They didn’t really steal them, did they? I mean, those UK citizens still have their identities (and their passports). It’s a bit like when Big Content complains about teenagers stealing music, when they’re doing nothing of the sort. If I stole “Yesterday” by The Beatles then I’d have it and they wouldn’t. What happened in Dubai wasn’t identity theft but unauthorised copying. But I digress. When I saw this story unfolding on TV, the first thing I thought about was how come it was so easy to get into Dubai with fake passports. I’ve been to Dubai, and I’m pretty sure the border control chap looked at my passport and put it into some sort of machine to access the MRZ.
Dubai airport is not just a two bit arrival and departure lounge for a small Arab country. It is a veritable cross roads for global airline traffic – one of the 10 most important international hubs in the world. Yet its passport scanning machines failed to recognise that all 11 passports were not just fakes but quite awful fakes.
Presumably, Mossad, MI5 the CIA and the KGB will be be snookered when the Dubai border control can read e-passports and access the onboard biometrics via Extended Access Control (EAC). It won’t be more than another twenty or thirty years before all passports are e-passports and EAC is used everywhere. Meanwhile…

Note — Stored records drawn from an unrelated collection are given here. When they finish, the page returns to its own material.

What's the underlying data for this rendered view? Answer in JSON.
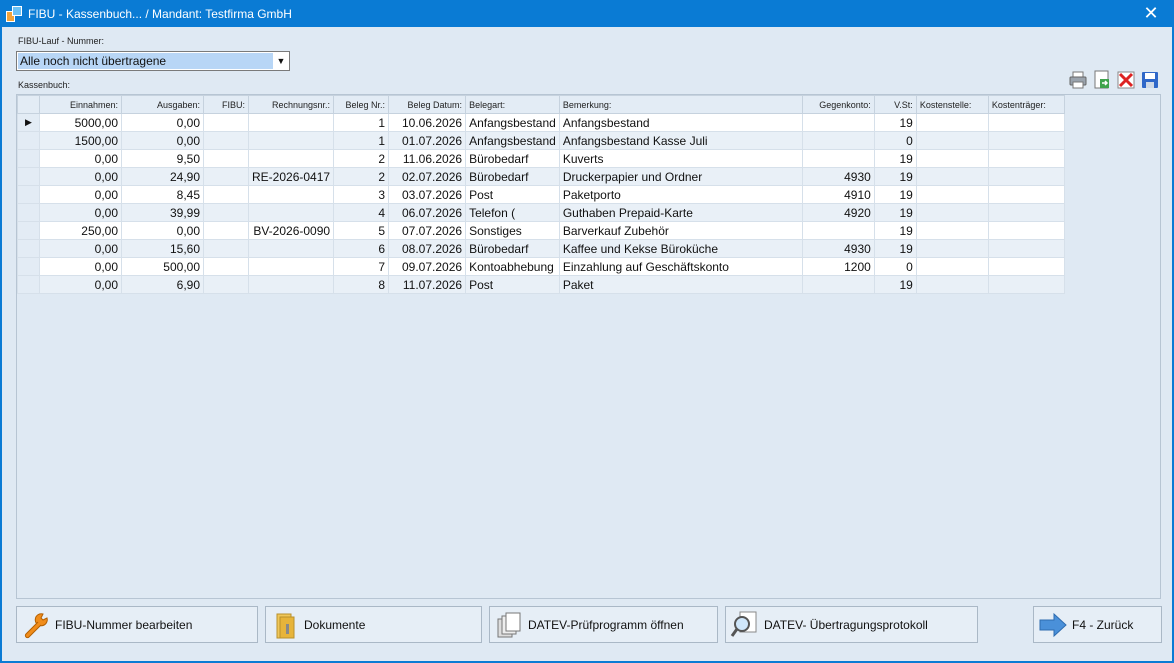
{
  "window": {
    "title": "FIBU - Kassenbuch... / Mandant: Testfirma GmbH",
    "close_glyph": "✕"
  },
  "fibu_lauf": {
    "label": "FIBU-Lauf - Nummer:",
    "selected": "Alle noch nicht übertragene",
    "arrow": "▼"
  },
  "kassenbuch_label": "Kassenbuch:",
  "toolbar": [
    "printer-icon",
    "export-icon",
    "delete-icon",
    "save-icon"
  ],
  "grid": {
    "columns": [
      "Einnahmen:",
      "Ausgaben:",
      "FIBU:",
      "Rechnungsnr.:",
      "Beleg Nr.:",
      "Beleg Datum:",
      "Belegart:",
      "Bemerkung:",
      "Gegenkonto:",
      "V.St:",
      "Kostenstelle:",
      "Kostenträger:"
    ],
    "current_row_marker": "▶",
    "rows": [
      [
        "5000,00",
        "0,00",
        "",
        "",
        "1",
        "10.06.2026",
        "Anfangsbestand",
        "Anfangsbestand",
        "",
        "19",
        "",
        ""
      ],
      [
        "1500,00",
        "0,00",
        "",
        "",
        "1",
        "01.07.2026",
        "Anfangsbestand",
        "Anfangsbestand Kasse Juli",
        "",
        "0",
        "",
        ""
      ],
      [
        "0,00",
        "9,50",
        "",
        "",
        "2",
        "11.06.2026",
        "Bürobedarf",
        "Kuverts",
        "",
        "19",
        "",
        ""
      ],
      [
        "0,00",
        "24,90",
        "",
        "RE-2026-0417",
        "2",
        "02.07.2026",
        "Bürobedarf",
        "Druckerpapier und Ordner",
        "4930",
        "19",
        "",
        ""
      ],
      [
        "0,00",
        "8,45",
        "",
        "",
        "3",
        "03.07.2026",
        "Post",
        "Paketporto",
        "4910",
        "19",
        "",
        ""
      ],
      [
        "0,00",
        "39,99",
        "",
        "",
        "4",
        "06.07.2026",
        "Telefon (",
        "Guthaben Prepaid-Karte",
        "4920",
        "19",
        "",
        ""
      ],
      [
        "250,00",
        "0,00",
        "",
        "BV-2026-0090",
        "5",
        "07.07.2026",
        "Sonstiges",
        "Barverkauf Zubehör",
        "",
        "19",
        "",
        ""
      ],
      [
        "0,00",
        "15,60",
        "",
        "",
        "6",
        "08.07.2026",
        "Bürobedarf",
        "Kaffee und Kekse Büroküche",
        "4930",
        "19",
        "",
        ""
      ],
      [
        "0,00",
        "500,00",
        "",
        "",
        "7",
        "09.07.2026",
        "Kontoabhebung",
        "Einzahlung auf Geschäftskonto",
        "1200",
        "0",
        "",
        ""
      ],
      [
        "0,00",
        "6,90",
        "",
        "",
        "8",
        "11.07.2026",
        "Post",
        "Paket",
        "",
        "19",
        "",
        ""
      ]
    ]
  },
  "buttons": {
    "fibu_edit": "FIBU-Nummer bearbeiten",
    "dokumente": "Dokumente",
    "pruefprogramm": "DATEV-Prüfprogramm öffnen",
    "protokoll": "DATEV- Übertragungsprotokoll",
    "zurueck": "F4 - Zurück"
  }
}
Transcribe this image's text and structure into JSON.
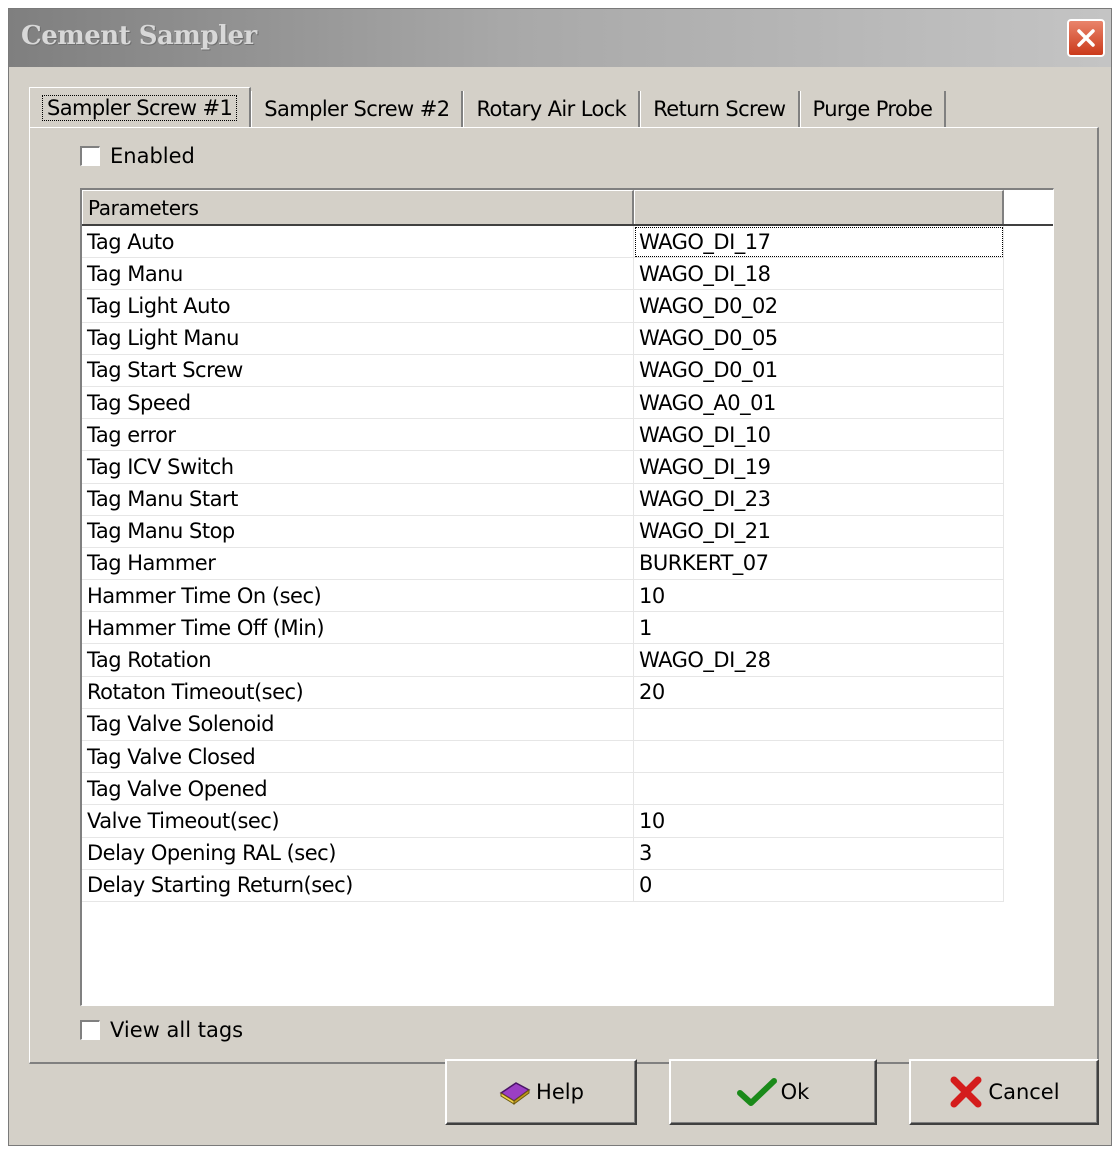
{
  "window": {
    "title": "Cement Sampler"
  },
  "tabs": [
    {
      "label": "Sampler Screw #1",
      "active": true
    },
    {
      "label": "Sampler Screw #2",
      "active": false
    },
    {
      "label": "Rotary Air Lock",
      "active": false
    },
    {
      "label": "Return Screw",
      "active": false
    },
    {
      "label": "Purge Probe",
      "active": false
    }
  ],
  "enabled": {
    "label": "Enabled",
    "checked": false
  },
  "grid": {
    "header": {
      "parameters": "Parameters",
      "value": ""
    },
    "rows": [
      {
        "param": "Tag Auto",
        "value": "WAGO_DI_17"
      },
      {
        "param": "Tag Manu",
        "value": "WAGO_DI_18"
      },
      {
        "param": "Tag Light Auto",
        "value": "WAGO_D0_02"
      },
      {
        "param": "Tag Light Manu",
        "value": "WAGO_D0_05"
      },
      {
        "param": "Tag Start Screw",
        "value": "WAGO_D0_01"
      },
      {
        "param": "Tag Speed",
        "value": "WAGO_A0_01"
      },
      {
        "param": "Tag error",
        "value": "WAGO_DI_10"
      },
      {
        "param": "Tag ICV Switch",
        "value": "WAGO_DI_19"
      },
      {
        "param": "Tag Manu Start",
        "value": "WAGO_DI_23"
      },
      {
        "param": "Tag Manu Stop",
        "value": "WAGO_DI_21"
      },
      {
        "param": "Tag Hammer",
        "value": "BURKERT_07"
      },
      {
        "param": "Hammer Time On (sec)",
        "value": "10"
      },
      {
        "param": "Hammer Time Off (Min)",
        "value": "1"
      },
      {
        "param": "Tag Rotation",
        "value": "WAGO_DI_28"
      },
      {
        "param": "Rotaton Timeout(sec)",
        "value": "20"
      },
      {
        "param": "Tag Valve Solenoid",
        "value": ""
      },
      {
        "param": "Tag Valve Closed",
        "value": ""
      },
      {
        "param": "Tag Valve Opened",
        "value": ""
      },
      {
        "param": "Valve Timeout(sec)",
        "value": "10"
      },
      {
        "param": "Delay Opening RAL (sec)",
        "value": "3"
      },
      {
        "param": "Delay Starting Return(sec)",
        "value": "0"
      }
    ]
  },
  "view_all_tags": {
    "label": "View all tags",
    "checked": false
  },
  "buttons": {
    "help": "Help",
    "ok": "Ok",
    "cancel": "Cancel"
  },
  "icons": {
    "close": "close-icon",
    "help": "help-book-icon",
    "ok": "checkmark-icon",
    "cancel": "red-x-icon"
  }
}
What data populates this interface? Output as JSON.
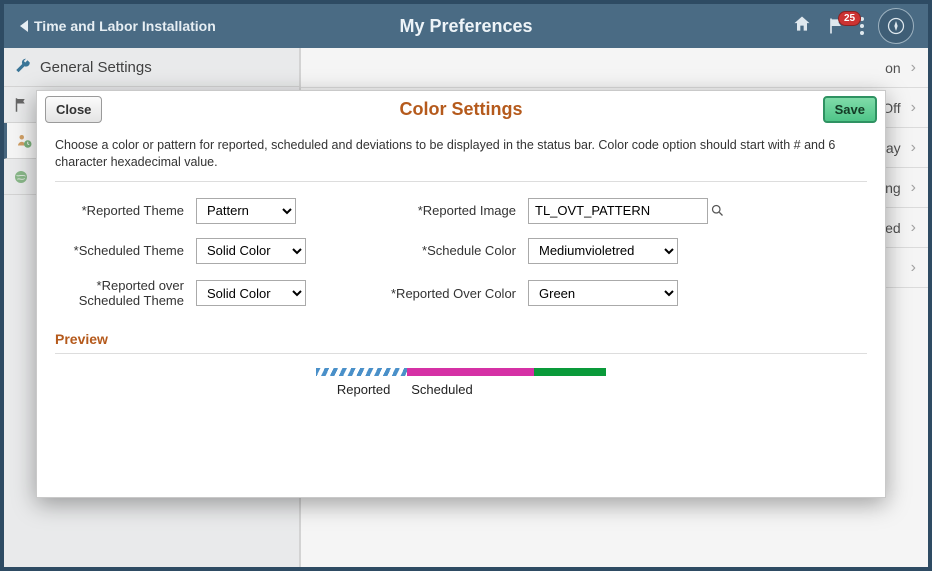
{
  "topbar": {
    "back_label": "Time and Labor Installation",
    "title": "My Preferences",
    "notification_count": "25"
  },
  "sidebar": {
    "general_settings_label": "General Settings"
  },
  "right_peek": {
    "items": [
      "on",
      "Off",
      "ay",
      "ng",
      "ed",
      ""
    ]
  },
  "modal": {
    "title": "Color Settings",
    "close_label": "Close",
    "save_label": "Save",
    "helper_text": "Choose a color or pattern for reported, scheduled and deviations to be displayed in the status bar. Color code option should start with # and 6 character hexadecimal value.",
    "labels": {
      "reported_theme": "*Reported Theme",
      "scheduled_theme": "*Scheduled Theme",
      "reported_over_scheduled_theme": "*Reported over Scheduled Theme",
      "reported_image": "*Reported Image",
      "schedule_color": "*Schedule Color",
      "reported_over_color": "*Reported Over Color"
    },
    "values": {
      "reported_theme": "Pattern",
      "scheduled_theme": "Solid Color",
      "reported_over_scheduled_theme": "Solid Color",
      "reported_image": "TL_OVT_PATTERN",
      "schedule_color": "Mediumvioletred",
      "reported_over_color": "Green"
    },
    "preview": {
      "title": "Preview",
      "reported_label": "Reported",
      "scheduled_label": "Scheduled"
    }
  }
}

INTERPOL Secretary General Ronald K. Noble has warned that the use of fraudulent passports enabling criminals and terrorists to travel undetected is the biggest threat to global security. Speaking at the World Economic Forum in Davos, Switzerland, Noble told CNN that security services should put more emphasis on identifying people trying to use fake travel documents rather than relying on body scans at airports.
[From Security Document World]
Perhaps the whole border control thing is in more of a mess that it at first appears.
The Irish government says the passport numbers publicised by Dubai authorities also are counterfeits, because they have the wrong number of digits and contain no letters.
What? So to make a fake passport that’s good enough to provide a useful false identity, you don’t even have to get the basics of the target right? Well that might be true for Irish passports, but I’m sure it isn’t true for US passports. After all, they have Department of Homeland Security and multi-billion budgets, so making fake US passports would be much more difficult, wouldn’t it? Who knows — because any terrorist who wants a US passport can just apply for a real one, which I is quicker and cheaper than trying to create a fake one
The goal was to find out whether the State Department’s passport examiners would catch on to the tricks not of highly skilled expert forgers, but of clumsy amateurs. Using standard, off-the-shelf equipment, the GAO team fabricated a number of bogus documents, including birth certificates. With these in hand, the agents filed several passport applications, each of which contained deliberate errors that should have been spotted readily had anyone been paying attention. From seven bogus applications, five genuine passports were issued.
Uh oh. So it turns out that you don’t have to be a Russian spy under deep cover or a highly-trained Mossad operative, you just need Photoshop and an ink-jet printer. Just as the credit card counterfeiters discovered, something has gone wrong: the current identity infrastructure inconveniences the innocent more than the guilty. This isn’t a theoretical matter, it means an impact on real businesses.
Businesses already reeling from the recession say the new rules, which require Canadians to show a passport or other internationally recognized documentation when entering the U.S. by land or sea, have resulted in a sharp drop in free-spending tourists crossing the border. In June, the first month of the new policy, the 11 busiest U.S.-Canada bridges drew about 2.6 million vehicles — a nearly 23% drop from the same time last year, according to the Public Border Operators Association. July’s numbers were slightly better, but still off 17% from a year ago.
A drop in a business, yet any terrorist who wants to can knock up a birth certificate on their home computer and get a US passport anyway.
These opinions are my own (I think) and are presented solely in my capacity as an interested member of the general public [posted with ecto]